“First Sergeant Hatley then made the call to take the detainees to a canal and kill them,” as retribution for the deaths of two soldiers from the unit, Leahy said in his statement.

“So the patrol went to the canal, and First Sergeant, Sgt. First Class Mayo and I took the detainees out of the back of the Bradley (fighting vehicle), lined them up and shot them,” he added, according to The Times. “Then we pushed the bodies into the canal and left.”

After the men were killed, Hatley told Leahy and Mayo to remove the Iraqis’ bloody blindfolds and plastic handcuffs, according to the newspaper. The three soldiers then shoved the bodies into the canal and drove back to their combat outpost, the paper said.

No charges have been filed against Hatley, Mayo or Leahy -- all from Company D, First Battalion, Second Infantry, 172nd Infantry Brigade.

However, four other soldiers have been charged with conspiracy to commit premeditated murder relating to an incident that occurred last year in Baghdad, the U.S. Army in Europe said in a statement last month.

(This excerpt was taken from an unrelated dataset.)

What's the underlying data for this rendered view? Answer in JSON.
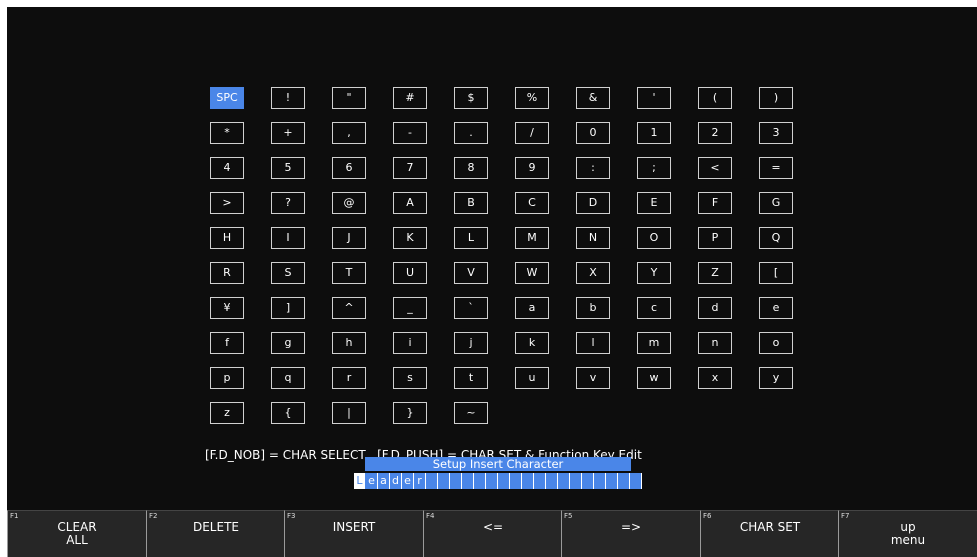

A hearing in that case opened on Tuesday and is still going on in the southern German town of Vilseck, the U.S. Army spokesman said on Wednesday.

Additional reporting by Madeline Chambers in Berlin